I gave this some thought for a few days. I knew that I struggled with teaching the apathetic student. I knew what types of motivation I had tried, but I wondered what other math teachers thought about these questions. I sought the expertise of three public high school teachers and one middle school math teacher: Teal McInturrff is the mathematics department chair at Hardin Valley Academy; Joanne LaPointe is a former attorney and teaches at Karns High School; Luke Edwards is an Air Force veteran and teaches at Karns High School; Kendra Rinke is a later-career teacher at Karns Middle School.
Four main themes or strategies emerged from our conversations.

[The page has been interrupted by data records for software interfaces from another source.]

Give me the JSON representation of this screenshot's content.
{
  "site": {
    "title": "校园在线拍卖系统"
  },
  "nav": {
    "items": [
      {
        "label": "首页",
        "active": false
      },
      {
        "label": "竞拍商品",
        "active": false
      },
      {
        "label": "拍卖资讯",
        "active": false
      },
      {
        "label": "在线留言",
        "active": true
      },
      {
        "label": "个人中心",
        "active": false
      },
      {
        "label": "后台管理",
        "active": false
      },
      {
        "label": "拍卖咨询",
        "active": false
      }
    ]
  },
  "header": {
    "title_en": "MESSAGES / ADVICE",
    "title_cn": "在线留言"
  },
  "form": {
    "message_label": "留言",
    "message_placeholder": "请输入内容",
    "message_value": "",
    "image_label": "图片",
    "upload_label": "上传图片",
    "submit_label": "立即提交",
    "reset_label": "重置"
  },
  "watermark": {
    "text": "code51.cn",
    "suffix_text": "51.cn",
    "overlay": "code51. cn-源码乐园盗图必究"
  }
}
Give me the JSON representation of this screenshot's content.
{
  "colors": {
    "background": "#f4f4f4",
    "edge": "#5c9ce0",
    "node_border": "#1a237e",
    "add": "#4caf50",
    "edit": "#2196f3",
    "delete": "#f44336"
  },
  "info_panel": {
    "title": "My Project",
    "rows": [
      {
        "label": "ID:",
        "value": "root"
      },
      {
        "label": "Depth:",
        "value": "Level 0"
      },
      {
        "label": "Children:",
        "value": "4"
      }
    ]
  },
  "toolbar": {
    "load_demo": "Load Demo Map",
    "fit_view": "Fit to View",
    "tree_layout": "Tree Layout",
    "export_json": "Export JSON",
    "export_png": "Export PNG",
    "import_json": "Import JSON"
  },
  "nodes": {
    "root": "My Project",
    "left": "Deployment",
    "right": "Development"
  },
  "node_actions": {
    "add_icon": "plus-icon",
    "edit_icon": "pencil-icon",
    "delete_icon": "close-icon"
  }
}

First, math teachers should not only incorporate real world applications into their instruction, but real world applications that are pertinent to their students’ current lives. Such relevant instruction includes using data from current events like the increase in voter turnout from 2016 to 2018 or the rise in the number of tropical storms hitting the Gulf Coast and the Atlantic Coast of the United States to create and interpret data and to make connections to problem solving.
Second, we should legitimately show students our enthusiasm for mathematics. Us “math nerds” see and appreciate the beauty of our subject. We take pleasure in pointing out the patterns we observe in mathematics because we see them as innately beautiful. By sharing our enthusiasm for our content, we hope to instill an appreciation for math in our students.
Third, we should promote the importance of the value of work in our classroom. Sometimes in math, just like in life, you might have to just buckle down and do the work. Learning this “soft skill” in a math class will be an attribute used in all other high school classes and will be used throughout college and work post high school. Many life-related tasks depend on the completion of a previous task – you cannot put away clean dishes until you put dish soap in the dishwasher and start the dishwasher. In mathematics, must problems are solved in a sequential manner. Step 1 must be completed before step 2 can be completed.
Fourth, math teachers should try to share personal experiences involving mathematics or a mathematical mind-set in their own lives. The age old question of “When are we going to use this?” is asked in every math class throughout every high school, and probably every middle school, in the United States. By demonstrating that we use mathematical thinking when we are at the grocery store to decide the maximum amount of pop tarts we could purchase within our budget, we are answering that question. Additionally, sharing stories where someone has demonstrated an ability to learn and apply knowledge in a different way to solve problems that did not present clear solutions is another technique used to answer the age old question; however, we all agreed it was a stretch to make this concrete to our students.
We agreed that as comprehensive as our list became, it was very time-consuming to try to incorporate all of these traits into each daily lesson. We also felt we often sacrificed connections for our students as we felt the crunch to cover content and prepare for a state tested course.
We math teachers do have a tough job “selling” our content to students that are used to this “right here, right now” era. What I hear from these teachers are some important underlying themes:
- Try as often as you can to make the content relevant to your students’ personal experiences.
- Sometimes, students will have to just practice the skills.
- Express your love for mathematics and share that it is “cool” to love mathematics.
- Use current events and/or pop culture to garner student interest.
- To math teachers, do you have any other suggestions for how to teach math to students that do not see the relevance of the subject?
- To other content area teachers, do you have any other suggestions for how to teach math to students that do not see the relevance of the subject?
Al has taught mathematics in Knox County for the past nine years, the last three years at Karns High School. Prior to Knox County, he taught in two school districts in Maryland, spending three years at Howard High School in Howard County and 13 years at Laurel High School in Prince George’s County. Al has taught the gamut of courses from Pre-Algebra through Trig-Analysis/Pre-Calculus. He is also certified to teach Teen Leadership by the Flippen Group. During his teaching career, he was an assistant football coach for 22 years, a head football coach for two years and a head wrestling coach for 12 years. He earned the 1997 Prince George’s County wrestling coach of the year award from the Prince George’s Journal newspaper and the 2007 Howard County football coach of the year from both DigitalSports online newspaper and the Baltimore Touchdown Club. Al graduated cum laude from Bowie State University with a Bachelor of Science degree in Mathematics. He also holds a Master of Education degree in Secondary Education from Bowie State. He also serves as a Hope Street Group Tennessee Teacher Fellow, engaging his colleagues in providing classroom feedback to the Tennessee Department of Education on public education policy issues.